Too Many Bowls? Then Why Are People Watching?

You can't talk bowl games without hearing the refrain, "There are too many bowls and no one cares about them."

The 2012 TV ratings for the bowl games show there is an audience for bowl games.

Not every game drew a large audience by any stretch of the imagination yet all but one game drew at least one million TV viewers. The Heart of Dallas featuring Oklahoma State vs. Purdue drew only 943,000 viewers but shortly after kickoff it competed with three other bowls starting. Despite those low numbers it still drew more viewers than many regular season match-ups such as: Clemson vs. Boston College, Arizona State vs. Colorado, Wisconsin vs. Indiana, and Ole Miss vs. Vandy.

The most watched regular season game was the Alabama vs. Georgia SEC title game with 16.2 million viewers. The BCS championship and Rose Bowl both outdrew the game and it wasn't "really" a regular season game. Notre Dame vs. USC with 16.1 million viewers was the true regular season champ.

The third most watched regular season game was Bama vs. LSU with 11.3 million viewers. The Fiesta and Cotton drew more viewers.

If you look at the 15 most watched regular season games, 6 million viewers for South Carolina vs. LSU just made the bottom of the list. 700,000 more people watched the Alamo Bowl with Texas and Oregon State.

Only six bowls drew less than 2 million viewers.
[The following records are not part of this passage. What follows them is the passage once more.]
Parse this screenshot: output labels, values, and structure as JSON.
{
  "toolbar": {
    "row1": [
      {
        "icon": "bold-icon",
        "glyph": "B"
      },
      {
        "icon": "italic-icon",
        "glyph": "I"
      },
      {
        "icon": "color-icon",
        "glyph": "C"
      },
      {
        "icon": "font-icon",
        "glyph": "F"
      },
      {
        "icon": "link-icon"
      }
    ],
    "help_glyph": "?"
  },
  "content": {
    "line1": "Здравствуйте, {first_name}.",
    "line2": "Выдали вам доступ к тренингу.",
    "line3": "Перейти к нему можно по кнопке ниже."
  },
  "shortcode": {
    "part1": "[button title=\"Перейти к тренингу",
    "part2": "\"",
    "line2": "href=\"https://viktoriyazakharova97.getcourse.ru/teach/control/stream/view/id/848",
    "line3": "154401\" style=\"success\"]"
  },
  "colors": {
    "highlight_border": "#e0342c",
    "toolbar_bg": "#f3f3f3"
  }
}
The 1.9 million who watched Arkansas State vs. Kent State nearly matched the audience for Arkansas State vs. Oregon and as many watched the GoDaddy as watched Texas play TCU on Thanksgiving.

It is assumed that TV viewers will watch the "name" teams and ignore the teams from smaller leagues. There is some truth to that. The highest rated game featuring two teams from outside the "AQ" leagues was Rice vs. Air Force and it was the 18th most watched bowl, but the two least watched bowls were the previously mentioned OkSt-Purdue game and the Navy vs Arizona State Kraft Fight Hunger Bowl.

Fox reportedly told those interested in starting new games that the network would like to bid for their TV coverage. With those games likely to not have big match-ups that might seem odd until you realize that the bowls with few viewers still drew larger audiences than most of the weeknight national TV broadcasts.

Too many bowls? The TV viewing audience appears to disagree.